There’s been lots of discussion of late with news that top universities are testing the online appeal of free courses.
Supposedly some second and third banana schools on the sidelines are even starting to panic wondering if they’ll be left behind if they don’t also jump on the proverbial bandwagon along with more elite universities like M.I.T., Stanford, and Harvard who are leading the trend.
The testing is part of what’s called“massive open online courses” also known by the unfortunate acronym,“MOOCs.” Unfortunate? Well, the acronym suggests the answer to the question, “What’s a mook?,” which was bodaciously asked and answered in the “. . . we don’t pay mooks” negative by that memorable scene in one of my favorite films, “Mean Streets.”
“Joey ‘Clams’ Scala: [to Charlie] Hey, what’s a matter with this kid, huh?
Johnny Boy: Hey, there ain’t nothin’ wrong with me my friend, I’m feelin’ fine.
Charlie: Keep your mouth shut.
Johnny Boy: You tell me that in front of this asshole?
Joey ‘Clams’ Scala: Alright, alright, we’re not gonna pay. We’re not paying.
Jimmy: But why? Joey, we just said we were gonna have a drink.
Joey ‘Clams’ Scala: [Joey interupts] We’re not payin’, because this guy, this guy’s a fuckin’ mook.
Jimmy: But I didn’t say nothin’.
Joey ‘Clams’ Scala: And we don’t pay mooks.
Jimmy: Mook? I’m a mook?
Joey ‘Clams’ Scala: Yeah
Jimmy: What’s a mook?
Johnny Boy: A mook, what’s a mook?
Tony DeVienazo: I don’t know…
Johnny Boy: What’s a mook?
Jimmy: You can’t call me a mook!
Joey ‘Clams’ Scala: I can’t?
No free lunch for “mooks” or moochers.
Someone eventually pays.

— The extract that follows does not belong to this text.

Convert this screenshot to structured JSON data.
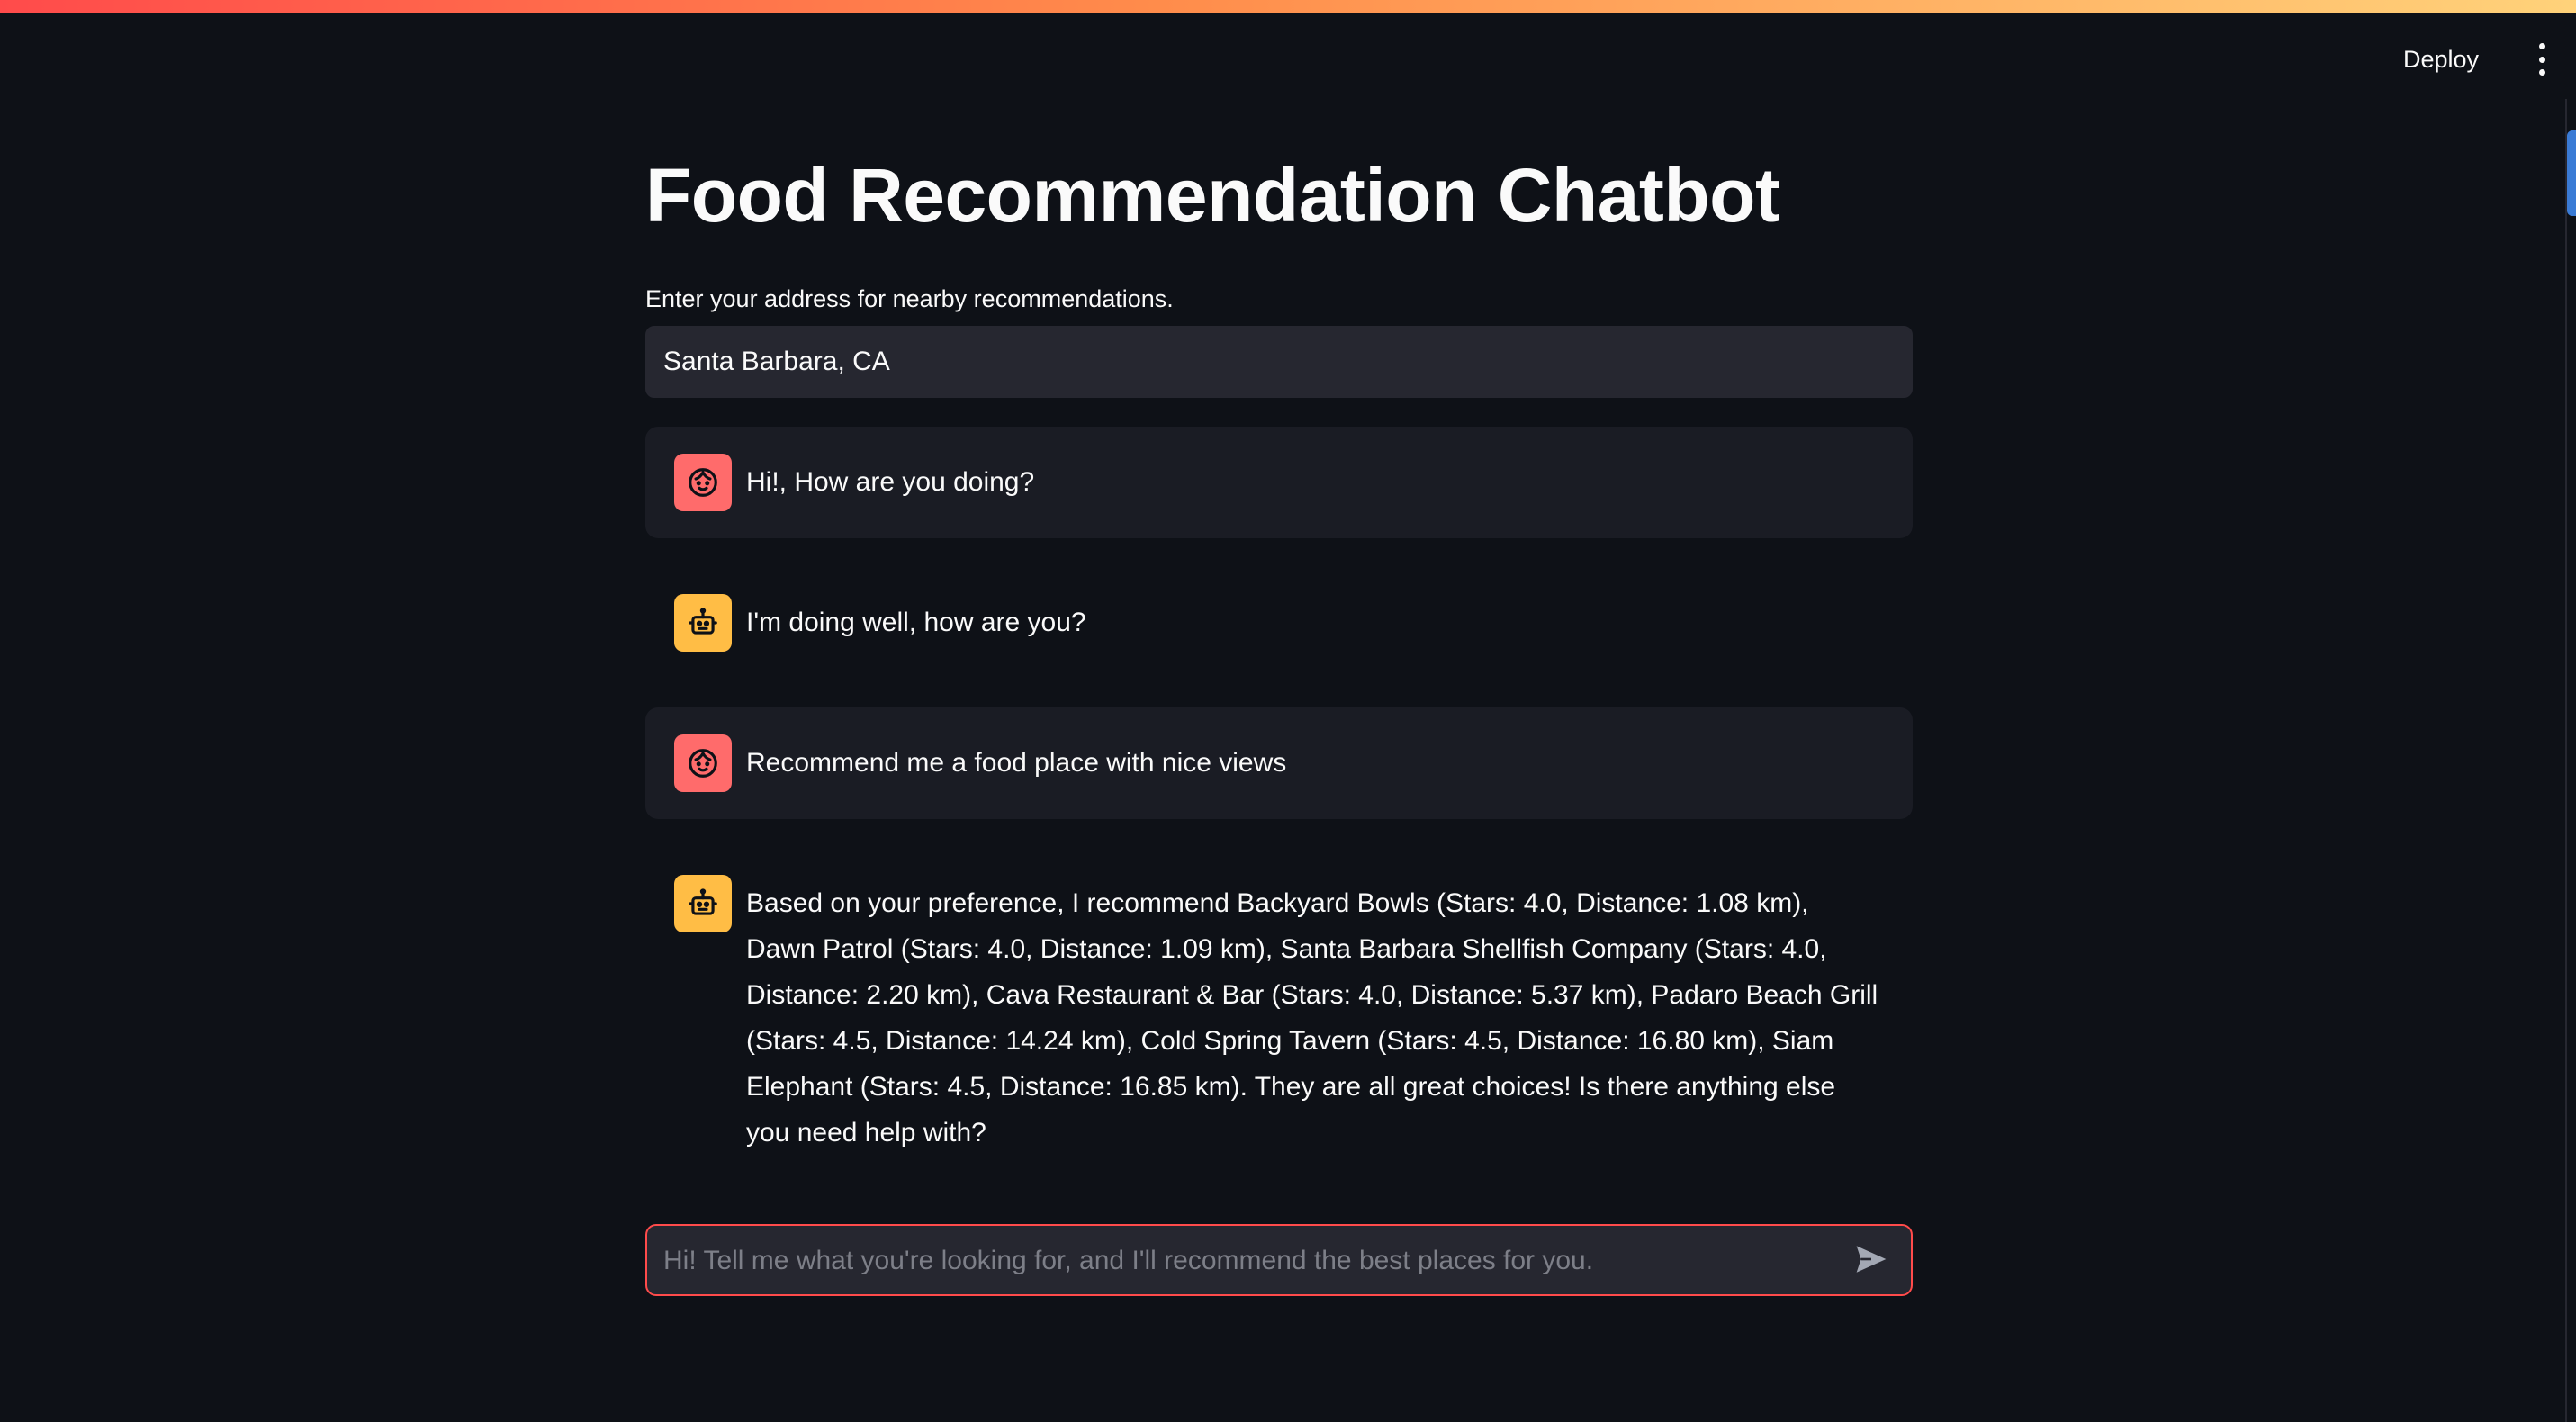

And it won’t be the colleges and universities who have historically shown little reluctance to hose their matriculated students and their parents into “financial bondage” through unconscionably unjustified tuition and fees for an increasingly worthless college education.
“Analysts say that universities will inevitably try to make money from MOOCs, whether by charging tuition or not.” No surprise.
Rest assured, then, that as lawyers also learned when continuing legal education went online, the efficiencies and economies of scale of online learning don’t get passed on to the consumer.
And so like always — sooner rather than later, a juicy profit-motive will emerge underlying the colleges’ so-called “free” online learning.